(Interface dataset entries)
= = = =

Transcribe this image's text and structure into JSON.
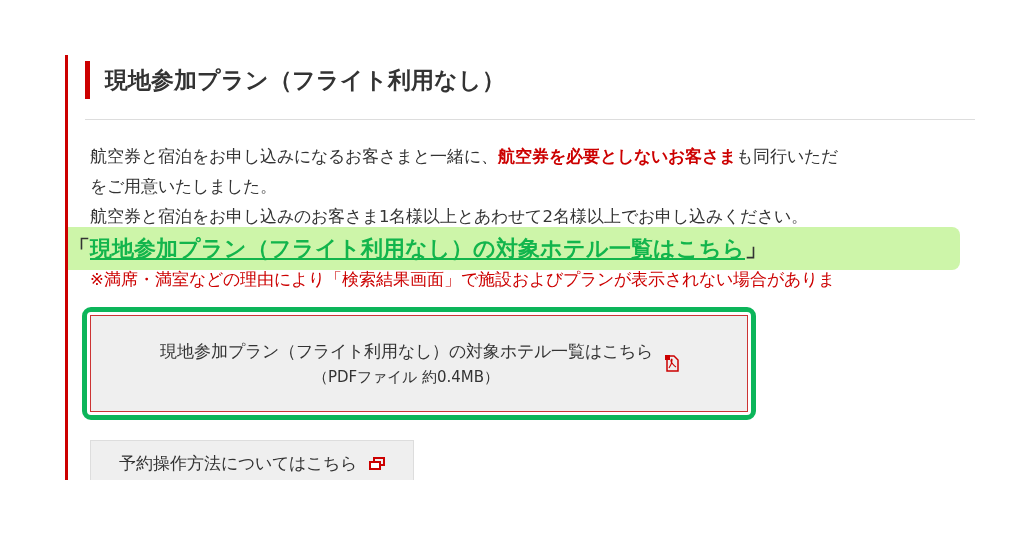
{
  "heading": "現地参加プラン（フライト利用なし）",
  "paragraph": [
    {
      "text": "航空券と宿泊をお申し込みになるお客さまと一緒に、**航空券を必要としないお客さま**も同行いただ",
      "kind": "normal"
    },
    {
      "text": "をご用意いたしました。",
      "kind": "normal"
    },
    {
      "text": "航空券と宿泊をお申し込みのお客さま1名様以上とあわせて2名様以上でお申し込みください。",
      "kind": "normal"
    },
    {
      "text": "※満席・満室などの理由により「検索結果画面」で施設およびプランが表示されない場合がありま",
      "kind": "note"
    }
  ],
  "callout": {
    "open": "「",
    "link": "現地参加プラン（フライト利用なし）の対象ホテル一覧はこちら",
    "close": "」"
  },
  "buttons": [
    {
      "label": "現地参加プラン（フライト利用なし）の対象ホテル一覧はこちら",
      "sub": "（PDFファイル 約0.4MB）",
      "kind": "pdf",
      "highlighted": true
    },
    {
      "label": "予約操作方法についてはこちら",
      "kind": "external",
      "highlighted": false
    }
  ]
}
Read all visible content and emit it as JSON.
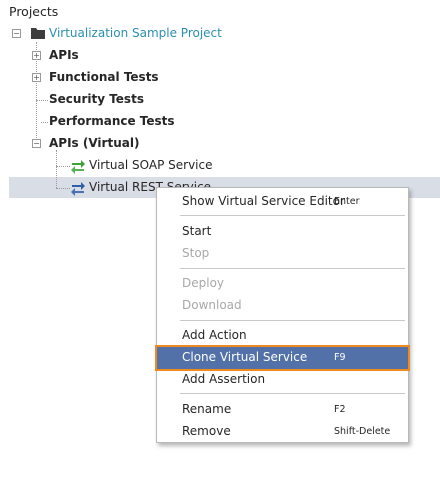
{
  "tree": {
    "header": "Projects",
    "project": "Virtualization Sample Project",
    "nodes": {
      "apis": "APIs",
      "functional": "Functional Tests",
      "security": "Security Tests",
      "performance": "Performance Tests",
      "apis_virtual": "APIs (Virtual)",
      "soap": "Virtual SOAP Service",
      "rest": "Virtual REST Service"
    },
    "expanders": {
      "collapse": "−",
      "expand": "+"
    }
  },
  "menu": {
    "show_editor": {
      "label": "Show Virtual Service Editor",
      "shortcut": "Enter"
    },
    "start": {
      "label": "Start"
    },
    "stop": {
      "label": "Stop"
    },
    "deploy": {
      "label": "Deploy"
    },
    "download": {
      "label": "Download"
    },
    "add_action": {
      "label": "Add Action"
    },
    "clone": {
      "label": "Clone Virtual Service",
      "shortcut": "F9"
    },
    "add_assertion": {
      "label": "Add Assertion"
    },
    "rename": {
      "label": "Rename",
      "shortcut": "F2"
    },
    "remove": {
      "label": "Remove",
      "shortcut": "Shift-Delete"
    }
  },
  "colors": {
    "project_text": "#2b8fb0",
    "highlight_bg": "#5271a8",
    "highlight_border": "#ef8a1e",
    "selection_bg": "#d9dde6",
    "soap_arrow": "#3aa535",
    "rest_arrow": "#2f5fa8"
  }
}
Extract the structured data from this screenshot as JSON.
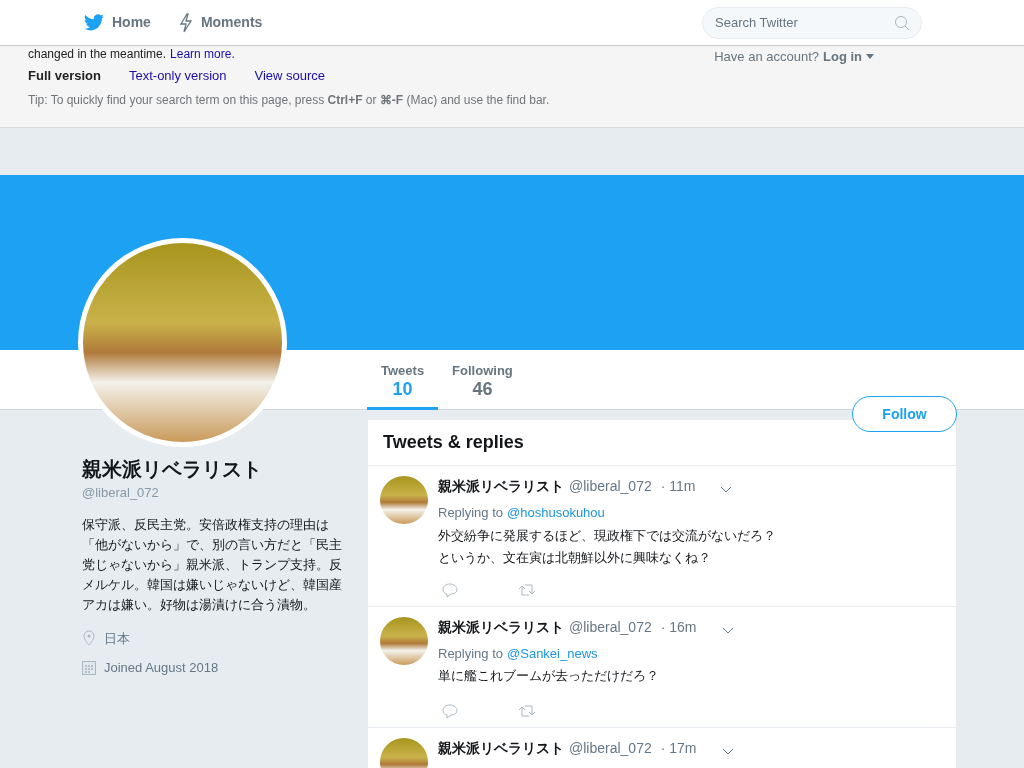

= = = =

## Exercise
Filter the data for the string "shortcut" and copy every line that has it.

## Your solution
      "shortcut": "Enter"
      "shortcut": "F9"
      "shortcut": "F2"
      "shortcut": "Shift-Delete"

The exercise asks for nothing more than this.